## Required action:
Take the data below and filter it for lines containing the word "title"; show each line found.

## Material for this exercise:
-----

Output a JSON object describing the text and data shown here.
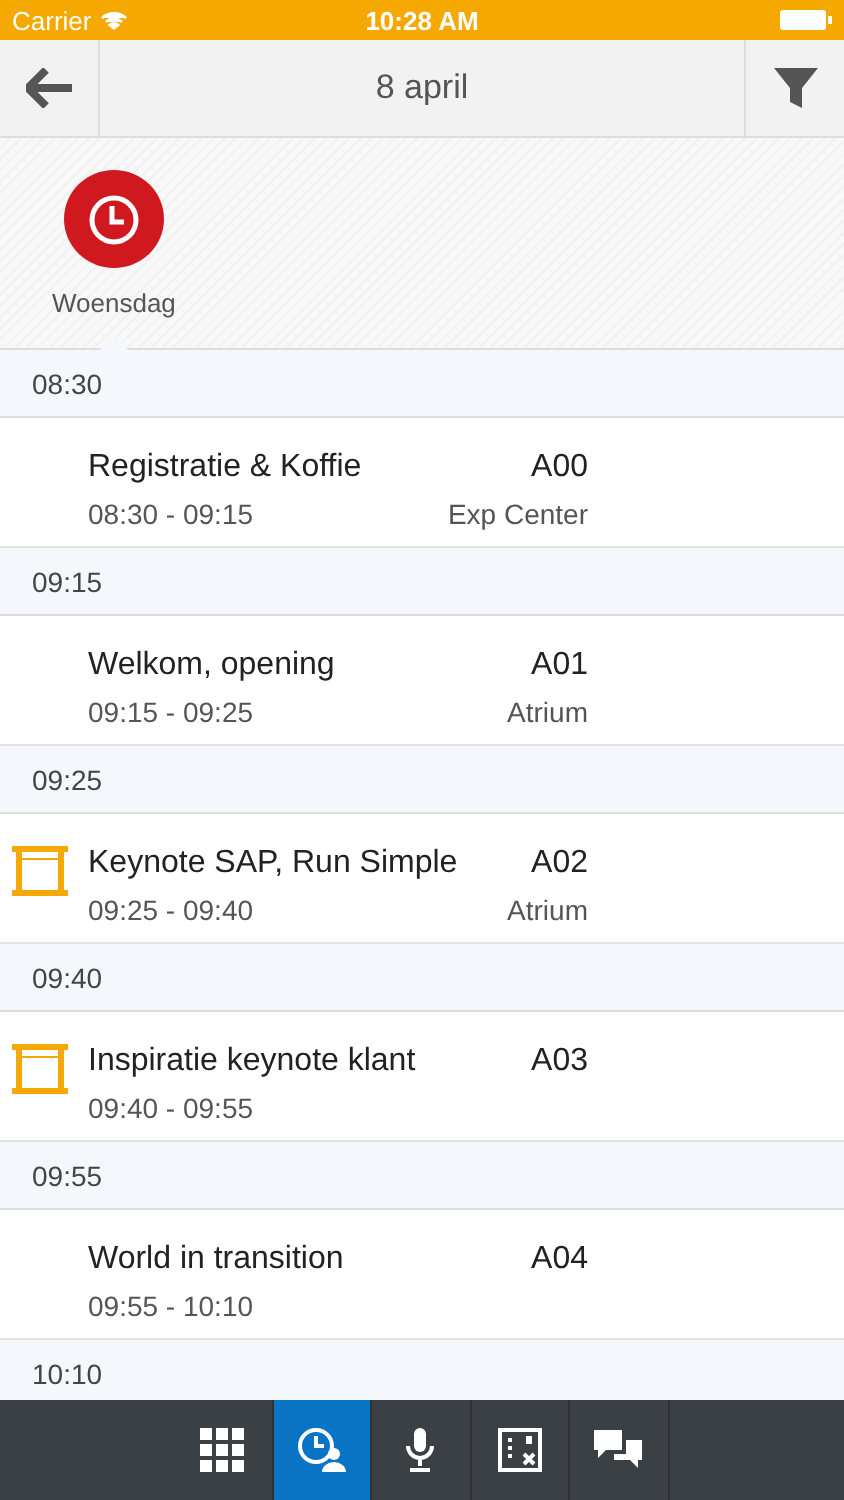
{
  "status_bar": {
    "carrier": "Carrier",
    "time": "10:28 AM"
  },
  "nav": {
    "title": "8 april"
  },
  "days": [
    {
      "label": "Woensdag",
      "selected": true
    }
  ],
  "sections": [
    {
      "time": "08:30",
      "sessions": [
        {
          "kind": "plain",
          "title": "Registratie & Koffie",
          "code": "A00",
          "hours": "08:30 - 09:15",
          "room": "Exp Center"
        }
      ]
    },
    {
      "time": "09:15",
      "sessions": [
        {
          "kind": "plain",
          "title": "Welkom, opening",
          "code": "A01",
          "hours": "09:15 - 09:25",
          "room": "Atrium"
        }
      ]
    },
    {
      "time": "09:25",
      "sessions": [
        {
          "kind": "keynote",
          "title": "Keynote SAP, Run Simple",
          "code": "A02",
          "hours": "09:25 - 09:40",
          "room": "Atrium"
        }
      ]
    },
    {
      "time": "09:40",
      "sessions": [
        {
          "kind": "keynote",
          "title": "Inspiratie keynote klant",
          "code": "A03",
          "hours": "09:40 - 09:55"
        }
      ]
    },
    {
      "time": "09:55",
      "sessions": [
        {
          "kind": "plain",
          "title": "World in transition",
          "code": "A04",
          "hours": "09:55 - 10:10"
        }
      ]
    },
    {
      "time": "10:10"
    }
  ],
  "tabbar": [
    {
      "kind": "grid",
      "selected": false
    },
    {
      "kind": "agenda",
      "selected": true
    },
    {
      "kind": "mic",
      "selected": false
    },
    {
      "kind": "map",
      "selected": false
    },
    {
      "kind": "chat",
      "selected": false
    }
  ]
}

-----

## Answer area:
    "title": "8 april"
          "title": "Registratie & Koffie",
          "title": "Welkom, opening",
          "title": "Keynote SAP, Run Simple",
          "title": "Inspiratie keynote klant",
          "title": "World in transition",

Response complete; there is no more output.